(Reuters) - President Barack Obama moved on Wednesday to normalize diplomatic relations with Cuba, a shift the White House said was needed because the long-standing U.S. embargo against the communist-ruled island has failed to promote democracy and has hurt the Cuban people.
Here are the key changes:
* The U.S. will open an embassy in Havana.
* During the next six months, Secretary of State John Kerry will review Cuba’s designation as a state sponsor of terrorism.
* U.S. officials will hold high-level talks with Cuban counterparts on issues like migration, narcotics, environmental protections, human trafficking.
* U.S. officials will discuss maritime boundaries with Cuba and Mexico in the Gulf of Mexico.
* More Americans will be allowed to travel to Cuba.
* The overall travel ban can only be lifted by Congress, so tourism will not be allowed.
* Travel licenses will be available for family visits, journalists, professional research and professional meetings, educational activities, religious activities, performances and athletic competitions, humanitarian projects, and certain export activities.
* Trade will be authorized with Cuban private companies in building materials for private homes, goods for entrepreneurs, farm equipment for small farmers.

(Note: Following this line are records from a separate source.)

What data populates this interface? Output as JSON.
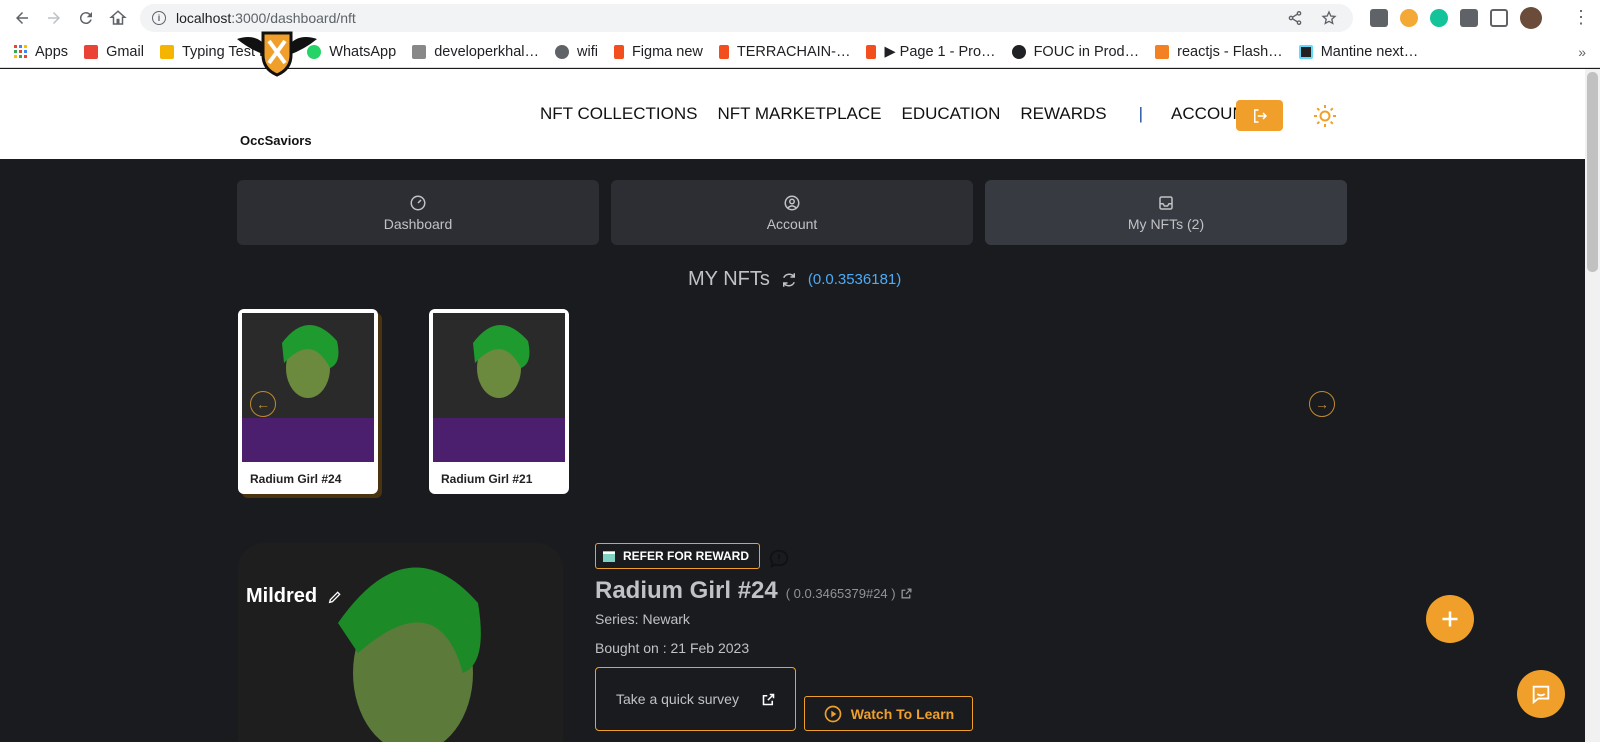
{
  "browser": {
    "url_host": "localhost",
    "url_path": ":3000/dashboard/nft",
    "bookmarks": [
      {
        "label": "Apps",
        "color": "#4285f4"
      },
      {
        "label": "Gmail",
        "color": "#ea4335"
      },
      {
        "label": "Typing Test En…",
        "color": "#f4b400"
      },
      {
        "label": "WhatsApp",
        "color": "#25d366"
      },
      {
        "label": "developerkhal…",
        "color": "#888888"
      },
      {
        "label": "wifi",
        "color": "#5f6368"
      },
      {
        "label": "Figma new",
        "color": "#f24e1e"
      },
      {
        "label": "TERRACHAIN-…",
        "color": "#f24e1e"
      },
      {
        "label": "▶ Page 1 - Pro…",
        "color": "#f24e1e"
      },
      {
        "label": "FOUC in Prod…",
        "color": "#202124"
      },
      {
        "label": "reactjs - Flash…",
        "color": "#f48024"
      },
      {
        "label": "Mantine next…",
        "color": "#61dafb"
      }
    ],
    "bookmarks_more": "»"
  },
  "header": {
    "logo_text": "OccSaviors",
    "nav": [
      "NFT COLLECTIONS",
      "NFT MARKETPLACE",
      "EDUCATION",
      "REWARDS",
      "|",
      "ACCOUNT"
    ]
  },
  "tabs": [
    {
      "label": "Dashboard",
      "icon": "gauge-icon"
    },
    {
      "label": "Account",
      "icon": "user-circle-icon"
    },
    {
      "label": "My NFTs (2)",
      "icon": "inbox-icon"
    }
  ],
  "section": {
    "title": "MY NFTs",
    "account_id": "(0.0.3536181)"
  },
  "nfts": [
    {
      "title": "Radium Girl #24"
    },
    {
      "title": "Radium Girl #21"
    }
  ],
  "detail": {
    "nickname": "Mildred",
    "refer_label": "REFER FOR REWARD",
    "name": "Radium Girl #24",
    "token_id": "( 0.0.3465379#24 )",
    "series": "Series: Newark",
    "bought": "Bought on : 21 Feb 2023",
    "survey_label": "Take a quick survey",
    "watch_label": "Watch To Learn"
  },
  "colors": {
    "accent": "#f0a02a",
    "bg": "#1a1b1e",
    "card_bg": "#2c2e33",
    "link": "#4dabf7"
  }
}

* Licensed travelers can bring back $400 in Cuban goods, including up to $100 in tobacco and alcohol for personal use.
* The overall trade ban can only be lifted by Congress.
* U.S. banks can open correspondent accounts at Cuban banks to help process authorized trade and remittances.
* Rules defining “cash in advance” will be revised to mean “cash before transfer of title” to help finance trade with Cuba.
* Travelers can use U.S. credit and debit cards.
* U.S.-owned entities in other countries will be allowed to provide services to Cuban people who are outside of Cuba.
* U.S. bank accounts of Cuban nationals who have moved outside of Cuba will be unblocked.
* Export of telecom devices and services will be authorized.
* Telecom providers will be allowed to provide commercial telecom and internet services.
* U.S. citizens can sent up to $2,000 per quarter to Cuban nationals and humanitarian projects, up from $500. Licenses will no longer be required.
Reporting by Roberta Rampton; Editing by Tom Brown